- [Task brief] In the material beneath, how many lines contain the word "创建接收任务"? Give the count alone.
[[ Data excerpts open ]]
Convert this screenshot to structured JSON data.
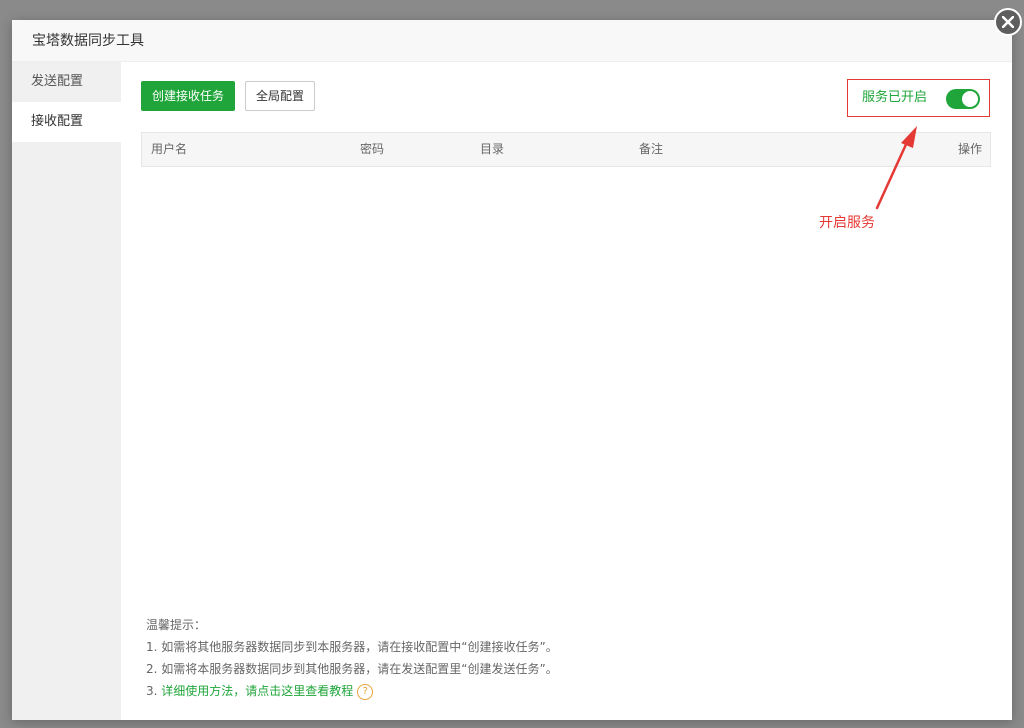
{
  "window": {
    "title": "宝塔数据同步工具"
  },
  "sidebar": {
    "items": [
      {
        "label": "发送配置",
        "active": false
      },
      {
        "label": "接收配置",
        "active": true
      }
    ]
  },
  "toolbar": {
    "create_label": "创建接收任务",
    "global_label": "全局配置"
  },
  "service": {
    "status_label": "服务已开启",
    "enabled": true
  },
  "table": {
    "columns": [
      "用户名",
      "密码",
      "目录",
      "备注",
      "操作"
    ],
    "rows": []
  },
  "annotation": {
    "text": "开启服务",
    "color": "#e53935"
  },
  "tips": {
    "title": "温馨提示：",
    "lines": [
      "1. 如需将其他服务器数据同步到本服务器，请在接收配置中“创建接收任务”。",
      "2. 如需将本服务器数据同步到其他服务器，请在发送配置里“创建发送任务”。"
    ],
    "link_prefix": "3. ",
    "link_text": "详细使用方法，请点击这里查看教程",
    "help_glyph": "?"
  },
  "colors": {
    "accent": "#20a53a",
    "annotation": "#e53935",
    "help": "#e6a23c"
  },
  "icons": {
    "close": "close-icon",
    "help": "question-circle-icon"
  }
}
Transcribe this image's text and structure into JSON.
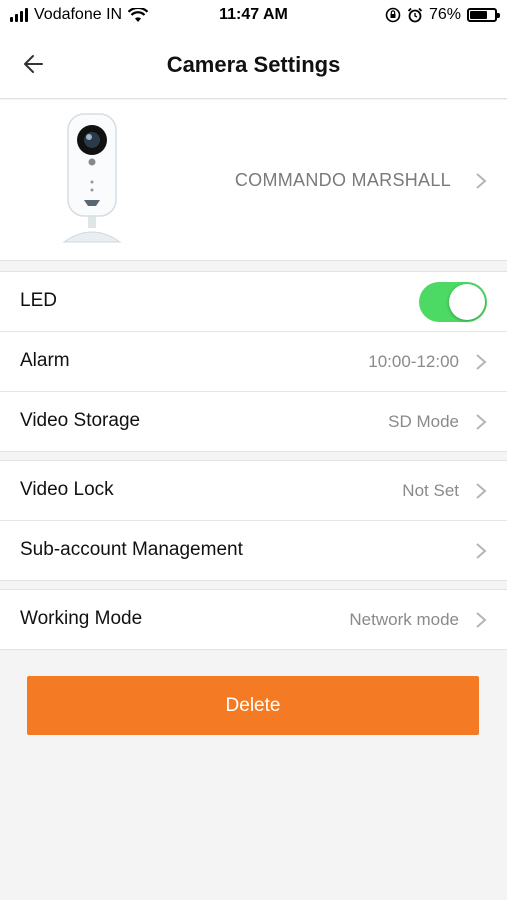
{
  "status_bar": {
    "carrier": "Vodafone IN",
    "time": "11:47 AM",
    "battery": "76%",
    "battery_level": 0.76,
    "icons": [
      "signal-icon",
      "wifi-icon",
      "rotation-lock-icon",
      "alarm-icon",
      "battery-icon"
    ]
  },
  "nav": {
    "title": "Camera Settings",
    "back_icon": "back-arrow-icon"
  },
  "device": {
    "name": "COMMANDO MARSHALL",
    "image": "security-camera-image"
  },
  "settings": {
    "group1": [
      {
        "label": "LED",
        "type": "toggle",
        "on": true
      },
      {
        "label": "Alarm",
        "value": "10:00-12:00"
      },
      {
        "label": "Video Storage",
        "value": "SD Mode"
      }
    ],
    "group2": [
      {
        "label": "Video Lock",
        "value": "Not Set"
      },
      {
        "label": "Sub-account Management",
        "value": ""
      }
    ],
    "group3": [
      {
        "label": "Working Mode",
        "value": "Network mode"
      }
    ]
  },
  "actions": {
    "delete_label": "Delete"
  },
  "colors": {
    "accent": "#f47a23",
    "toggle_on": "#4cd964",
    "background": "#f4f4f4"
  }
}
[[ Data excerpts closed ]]
- [Finished exercise] 2